Africa has been called the first mobile-only continent. Mobile phones double as payment devices, flashlights and music players. Songs from far-flung locales are swapped via SIM cards on city streets and at dusty truck stops, and a single cell phone can provide a plethora of music from all over Africa.
Far away in Portland, Ore., Christopher Kirkley, a self-described "gentleman explorer and rogue ethno-musicologist," currently makes a living releasing music from Saharan cell phones.
In 2008, Kirkley went to West Africa to record folk music. "At first I ignored the cell phones because that’s not part of what I was looking for. I wanted to record traditional music. It took me a while to look at the cell phone and be like, it’s the radio, it’s the television, it’s how people are consuming media now."
Returning to Portland, Kirkley released his first album of collected Saharan music, "Music From Saharan Cellphones, Volume 1." Today through his label Sahel Sounds, he works full-time making West African music more widely available in digital and vinyl formats.
The Huffington Post recently interviewed Kirkley about his work:
You said when you first got to Africa, you ignored cell phone music because you wanted to record live music. When did you start paying attention to what people in Africa stored on their phones?
I was hanging out with one of the head officers of customs in Kidal [in Mali], and he had a really nice phone, like the iPhone 3 or something. And people were going through their phone sharing what music they had. And he was going through his phone sharing all the music he had recorded. He was like, “Now cell phones are going to start to be able to record music.”
And he was going through and showing all the recordings that he had made, and it really put my own work in perspective. Here I was, this foreigner, going around with a recorder trying to record music, and here was this guy from Kidal recording it himself. So that was the moment when I started thinking maybe I should start looking into these cell phones and see what’s inside them.
What's your favorite track that you've released a recording of?
You know that Mdou Moctar track "Tahoultine"? That one.
What I really like was its autotune, that crazy blown-out autotune. Like if Cher knew about that, she probably would’ve regretted it. She probably already regrets it. But what’s very distinctive about that Mdou Moctar track is that it’s Tuareg guitar music, but it has a drum machine and this crazy autotune and it sounds sort of like a robot or like a spacey anthem.
It was really mysterious, too, because it was on every cell phone in Kidal and everyone knew about it, but no one knew who [the artist] was.
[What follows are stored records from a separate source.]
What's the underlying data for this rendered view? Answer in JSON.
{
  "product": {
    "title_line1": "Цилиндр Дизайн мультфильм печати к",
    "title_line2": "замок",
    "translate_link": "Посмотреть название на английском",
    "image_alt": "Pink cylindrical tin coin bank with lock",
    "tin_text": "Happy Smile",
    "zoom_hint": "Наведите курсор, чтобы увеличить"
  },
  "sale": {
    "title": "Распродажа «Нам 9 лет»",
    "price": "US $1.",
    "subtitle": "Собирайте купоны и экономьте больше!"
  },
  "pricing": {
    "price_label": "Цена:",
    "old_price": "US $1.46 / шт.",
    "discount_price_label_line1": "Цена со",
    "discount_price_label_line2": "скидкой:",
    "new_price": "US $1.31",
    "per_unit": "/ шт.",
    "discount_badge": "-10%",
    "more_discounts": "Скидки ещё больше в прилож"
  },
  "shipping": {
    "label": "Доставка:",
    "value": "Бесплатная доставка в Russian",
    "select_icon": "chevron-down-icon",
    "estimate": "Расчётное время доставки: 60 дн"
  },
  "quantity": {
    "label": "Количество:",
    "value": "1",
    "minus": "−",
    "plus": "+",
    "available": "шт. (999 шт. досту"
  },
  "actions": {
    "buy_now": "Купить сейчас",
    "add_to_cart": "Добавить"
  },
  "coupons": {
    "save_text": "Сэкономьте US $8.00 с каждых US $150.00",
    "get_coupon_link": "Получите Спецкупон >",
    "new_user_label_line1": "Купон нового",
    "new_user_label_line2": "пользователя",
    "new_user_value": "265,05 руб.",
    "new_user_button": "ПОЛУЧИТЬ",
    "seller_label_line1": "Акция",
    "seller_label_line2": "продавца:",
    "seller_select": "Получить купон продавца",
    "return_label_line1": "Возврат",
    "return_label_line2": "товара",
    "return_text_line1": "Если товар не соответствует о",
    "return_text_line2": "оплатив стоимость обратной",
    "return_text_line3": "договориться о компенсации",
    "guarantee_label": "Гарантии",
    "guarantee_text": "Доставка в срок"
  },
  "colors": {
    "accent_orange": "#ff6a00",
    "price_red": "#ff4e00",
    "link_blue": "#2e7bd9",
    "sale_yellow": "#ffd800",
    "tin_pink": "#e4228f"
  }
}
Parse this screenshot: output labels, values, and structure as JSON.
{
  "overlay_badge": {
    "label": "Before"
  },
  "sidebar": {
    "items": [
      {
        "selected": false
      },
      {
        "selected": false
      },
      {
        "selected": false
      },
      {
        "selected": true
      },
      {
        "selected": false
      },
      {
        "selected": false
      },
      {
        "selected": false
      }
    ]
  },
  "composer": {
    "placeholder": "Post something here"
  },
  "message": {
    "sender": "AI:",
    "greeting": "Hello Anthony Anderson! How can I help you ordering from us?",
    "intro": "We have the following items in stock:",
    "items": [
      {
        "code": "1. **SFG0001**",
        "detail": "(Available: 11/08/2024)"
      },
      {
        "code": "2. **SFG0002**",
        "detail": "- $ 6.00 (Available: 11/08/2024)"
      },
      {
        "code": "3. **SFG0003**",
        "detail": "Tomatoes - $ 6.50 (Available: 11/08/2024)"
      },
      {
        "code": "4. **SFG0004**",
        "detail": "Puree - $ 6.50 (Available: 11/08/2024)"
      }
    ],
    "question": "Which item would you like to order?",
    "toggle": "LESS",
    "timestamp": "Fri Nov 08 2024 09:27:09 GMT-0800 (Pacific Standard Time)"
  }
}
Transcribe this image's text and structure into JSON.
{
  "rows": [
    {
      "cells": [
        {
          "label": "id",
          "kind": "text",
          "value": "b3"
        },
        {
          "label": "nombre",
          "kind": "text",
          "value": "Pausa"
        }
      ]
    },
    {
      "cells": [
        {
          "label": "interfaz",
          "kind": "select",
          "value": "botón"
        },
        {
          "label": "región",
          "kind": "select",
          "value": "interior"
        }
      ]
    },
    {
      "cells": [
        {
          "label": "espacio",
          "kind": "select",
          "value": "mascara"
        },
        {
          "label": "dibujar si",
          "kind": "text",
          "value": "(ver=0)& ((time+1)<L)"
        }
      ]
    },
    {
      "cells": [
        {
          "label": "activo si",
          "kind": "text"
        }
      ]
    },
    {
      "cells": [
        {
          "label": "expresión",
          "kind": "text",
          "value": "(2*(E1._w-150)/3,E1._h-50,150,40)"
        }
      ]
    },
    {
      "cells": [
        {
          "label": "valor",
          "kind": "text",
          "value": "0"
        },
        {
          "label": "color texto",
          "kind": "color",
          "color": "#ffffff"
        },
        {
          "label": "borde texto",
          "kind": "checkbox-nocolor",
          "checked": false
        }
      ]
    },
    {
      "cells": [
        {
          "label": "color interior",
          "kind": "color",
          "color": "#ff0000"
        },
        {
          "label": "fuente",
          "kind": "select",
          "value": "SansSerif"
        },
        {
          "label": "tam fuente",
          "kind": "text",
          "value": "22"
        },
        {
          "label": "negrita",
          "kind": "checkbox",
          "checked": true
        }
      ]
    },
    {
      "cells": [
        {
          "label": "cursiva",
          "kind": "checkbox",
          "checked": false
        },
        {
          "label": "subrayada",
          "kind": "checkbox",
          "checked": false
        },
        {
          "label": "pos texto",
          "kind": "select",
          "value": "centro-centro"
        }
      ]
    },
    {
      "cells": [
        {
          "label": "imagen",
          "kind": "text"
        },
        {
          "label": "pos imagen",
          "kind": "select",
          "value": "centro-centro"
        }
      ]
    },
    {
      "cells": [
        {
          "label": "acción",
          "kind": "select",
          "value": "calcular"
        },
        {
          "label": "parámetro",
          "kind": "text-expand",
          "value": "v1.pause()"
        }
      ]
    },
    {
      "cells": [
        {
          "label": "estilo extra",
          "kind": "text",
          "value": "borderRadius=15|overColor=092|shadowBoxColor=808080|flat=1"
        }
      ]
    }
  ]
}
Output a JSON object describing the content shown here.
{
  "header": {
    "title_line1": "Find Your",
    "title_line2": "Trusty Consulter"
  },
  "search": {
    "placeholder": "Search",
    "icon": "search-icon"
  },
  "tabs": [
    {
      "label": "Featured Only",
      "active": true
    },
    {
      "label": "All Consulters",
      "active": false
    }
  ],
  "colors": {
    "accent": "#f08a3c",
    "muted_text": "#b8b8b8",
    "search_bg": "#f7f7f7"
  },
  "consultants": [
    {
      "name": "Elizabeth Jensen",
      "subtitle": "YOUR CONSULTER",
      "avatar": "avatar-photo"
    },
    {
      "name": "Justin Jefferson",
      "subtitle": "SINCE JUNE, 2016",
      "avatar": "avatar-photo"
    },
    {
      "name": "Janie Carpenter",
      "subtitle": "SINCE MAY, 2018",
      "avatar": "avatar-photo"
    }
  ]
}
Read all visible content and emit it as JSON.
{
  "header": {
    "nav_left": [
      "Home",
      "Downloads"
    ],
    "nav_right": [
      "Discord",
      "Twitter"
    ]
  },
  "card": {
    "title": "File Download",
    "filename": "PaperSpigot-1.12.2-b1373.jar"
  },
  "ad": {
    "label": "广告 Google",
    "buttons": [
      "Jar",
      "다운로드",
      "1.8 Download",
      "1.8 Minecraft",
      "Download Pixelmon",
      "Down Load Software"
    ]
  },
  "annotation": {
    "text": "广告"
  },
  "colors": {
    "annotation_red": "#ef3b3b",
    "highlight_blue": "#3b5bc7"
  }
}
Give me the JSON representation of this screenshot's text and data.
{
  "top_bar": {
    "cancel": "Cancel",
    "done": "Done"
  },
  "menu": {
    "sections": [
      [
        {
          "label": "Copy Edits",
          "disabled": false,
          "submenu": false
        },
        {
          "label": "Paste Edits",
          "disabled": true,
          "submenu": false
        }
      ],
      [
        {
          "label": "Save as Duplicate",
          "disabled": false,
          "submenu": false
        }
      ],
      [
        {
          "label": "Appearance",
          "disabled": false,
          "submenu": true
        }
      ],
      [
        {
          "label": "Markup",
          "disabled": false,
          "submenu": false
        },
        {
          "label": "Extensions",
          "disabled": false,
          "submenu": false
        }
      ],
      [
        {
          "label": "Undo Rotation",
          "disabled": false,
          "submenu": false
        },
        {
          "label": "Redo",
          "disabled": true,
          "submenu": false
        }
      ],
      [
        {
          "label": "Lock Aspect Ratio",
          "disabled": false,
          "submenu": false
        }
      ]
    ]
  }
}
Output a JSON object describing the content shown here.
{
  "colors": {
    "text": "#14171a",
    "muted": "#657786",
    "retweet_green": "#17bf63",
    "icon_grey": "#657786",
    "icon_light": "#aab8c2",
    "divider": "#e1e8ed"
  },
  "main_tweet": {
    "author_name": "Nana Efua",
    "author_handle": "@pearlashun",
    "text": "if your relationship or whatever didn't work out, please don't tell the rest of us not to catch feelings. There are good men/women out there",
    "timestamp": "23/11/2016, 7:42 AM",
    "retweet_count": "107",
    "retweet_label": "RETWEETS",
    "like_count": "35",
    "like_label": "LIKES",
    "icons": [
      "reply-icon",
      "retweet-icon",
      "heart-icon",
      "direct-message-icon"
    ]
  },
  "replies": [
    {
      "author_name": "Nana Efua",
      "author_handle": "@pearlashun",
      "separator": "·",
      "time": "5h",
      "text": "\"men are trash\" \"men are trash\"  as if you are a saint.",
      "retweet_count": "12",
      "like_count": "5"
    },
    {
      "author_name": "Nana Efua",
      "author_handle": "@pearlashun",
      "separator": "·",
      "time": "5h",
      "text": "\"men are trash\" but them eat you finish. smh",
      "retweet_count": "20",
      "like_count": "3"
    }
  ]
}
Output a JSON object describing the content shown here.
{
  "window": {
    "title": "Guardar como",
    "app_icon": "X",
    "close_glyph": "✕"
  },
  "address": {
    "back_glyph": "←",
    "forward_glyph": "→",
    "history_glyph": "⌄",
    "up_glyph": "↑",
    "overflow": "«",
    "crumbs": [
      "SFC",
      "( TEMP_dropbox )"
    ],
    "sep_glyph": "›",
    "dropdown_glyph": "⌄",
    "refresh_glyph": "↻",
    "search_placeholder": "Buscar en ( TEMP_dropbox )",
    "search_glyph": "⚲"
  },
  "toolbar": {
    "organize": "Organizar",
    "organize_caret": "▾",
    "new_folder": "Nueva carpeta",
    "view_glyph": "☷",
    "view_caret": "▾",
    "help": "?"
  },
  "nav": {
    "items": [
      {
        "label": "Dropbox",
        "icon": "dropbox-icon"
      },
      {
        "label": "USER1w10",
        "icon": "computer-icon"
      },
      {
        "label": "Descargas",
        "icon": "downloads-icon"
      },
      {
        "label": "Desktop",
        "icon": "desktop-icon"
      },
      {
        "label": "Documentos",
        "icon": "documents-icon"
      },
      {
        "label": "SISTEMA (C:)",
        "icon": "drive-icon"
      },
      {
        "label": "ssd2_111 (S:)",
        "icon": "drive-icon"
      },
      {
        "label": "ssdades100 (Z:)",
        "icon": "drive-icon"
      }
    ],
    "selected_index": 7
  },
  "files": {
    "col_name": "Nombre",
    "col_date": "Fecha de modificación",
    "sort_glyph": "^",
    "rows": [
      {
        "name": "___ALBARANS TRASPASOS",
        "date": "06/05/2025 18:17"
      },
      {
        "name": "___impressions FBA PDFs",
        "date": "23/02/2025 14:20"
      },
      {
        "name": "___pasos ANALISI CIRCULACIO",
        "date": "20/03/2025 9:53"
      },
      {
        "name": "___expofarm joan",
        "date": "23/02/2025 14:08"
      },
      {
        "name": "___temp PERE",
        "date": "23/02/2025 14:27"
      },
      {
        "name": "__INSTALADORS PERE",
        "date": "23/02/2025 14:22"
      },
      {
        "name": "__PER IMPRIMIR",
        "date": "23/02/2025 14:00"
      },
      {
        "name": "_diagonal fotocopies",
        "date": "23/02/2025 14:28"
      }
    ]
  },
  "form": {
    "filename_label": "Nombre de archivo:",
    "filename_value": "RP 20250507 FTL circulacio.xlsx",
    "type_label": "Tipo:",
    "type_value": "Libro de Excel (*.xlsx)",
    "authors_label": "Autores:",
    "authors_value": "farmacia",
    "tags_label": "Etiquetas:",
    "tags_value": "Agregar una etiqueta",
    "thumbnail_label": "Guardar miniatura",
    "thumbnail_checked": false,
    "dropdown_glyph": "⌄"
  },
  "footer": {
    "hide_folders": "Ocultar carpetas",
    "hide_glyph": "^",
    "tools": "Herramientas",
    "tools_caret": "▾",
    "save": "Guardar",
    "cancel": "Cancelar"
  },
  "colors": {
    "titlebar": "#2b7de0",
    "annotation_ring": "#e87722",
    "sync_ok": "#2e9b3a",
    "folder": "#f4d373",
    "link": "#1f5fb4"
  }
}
I think that sort of defines how the project of collecting and tracking down these musicians ended up being. There’s a hugely popular song, you find it everywhere, but you don’t know who [the artist] is. That’s a narrative I encountered time and time again.
How did you track down the artists? I saw on your website that artists get 60 percent of the profits from the album, but musicians making recordings on cell phones seem incredibly hard to track down. How did you do that?
Well, so I had friends back in Mali I could ask, and sometimes I'd send them a track and get a name. But others they couldn't recognize. Mdou, for example, was the hardest to track down. I ended up meeting someone from Niger who recognized his accent and said he was from a certain part of Niger. So I ended up going on Facebook and looking for anyone from that particular region of Niger who had a guitar in their Facebook profile picture.
And then every person who had a guitar I sent a message to, saying, “Do you know this song? Do you know who it is?” And I just copied and pasted that message over and over again. And eventually I got a response from a kid that said, “Yeah, that’s Mdou. I don’t have his number but I have the number of his friend." Through the chain of people I eventually got Mdou on the phone, and that’s sort of how it happened.
Now I think the story of how we met has become this urban legend in Niger. When I went back there, people would be like, “Oh, I heard about Mdou. He met an American because of a track on a cell phone.” So, yeah, it’s become part of the folklore in Niger.
Speaking of Mdou Moctar and his tracks, why is there all this love in West Africa for really blown-out autotune? I mean it's really awesome, but where did all this autotune come from?
In the north of Nigeria, [artists] were really influenced by Bollywood musical films. So to emulate this sound of Hindi film stars, they started using a lot of autotune, making really syrupy pop songs with a lot of autotune. And it’s had an influence in other parts of West Africa.
You focus mainly on collecting from sub-Saharan West Africa right now -- Niger, Mali, Nigeria. Do you plan on traveling to other parts of Africa soon, or will you stick to West Africa for now?
There’s a lot of work to be done in West Africa. And I’m interested in that region in particular because it’s still an area that’s not that glamorous to go to. It’s uncomfortable. It’s hot. There's scrubland, desert. The food’s terrible. There are no big attractions for tourists. Because of that, there’s a lot of musical tradition we’re not finding out about. So for me, it’s a constant source of material, and I keep finding things each time that I go back.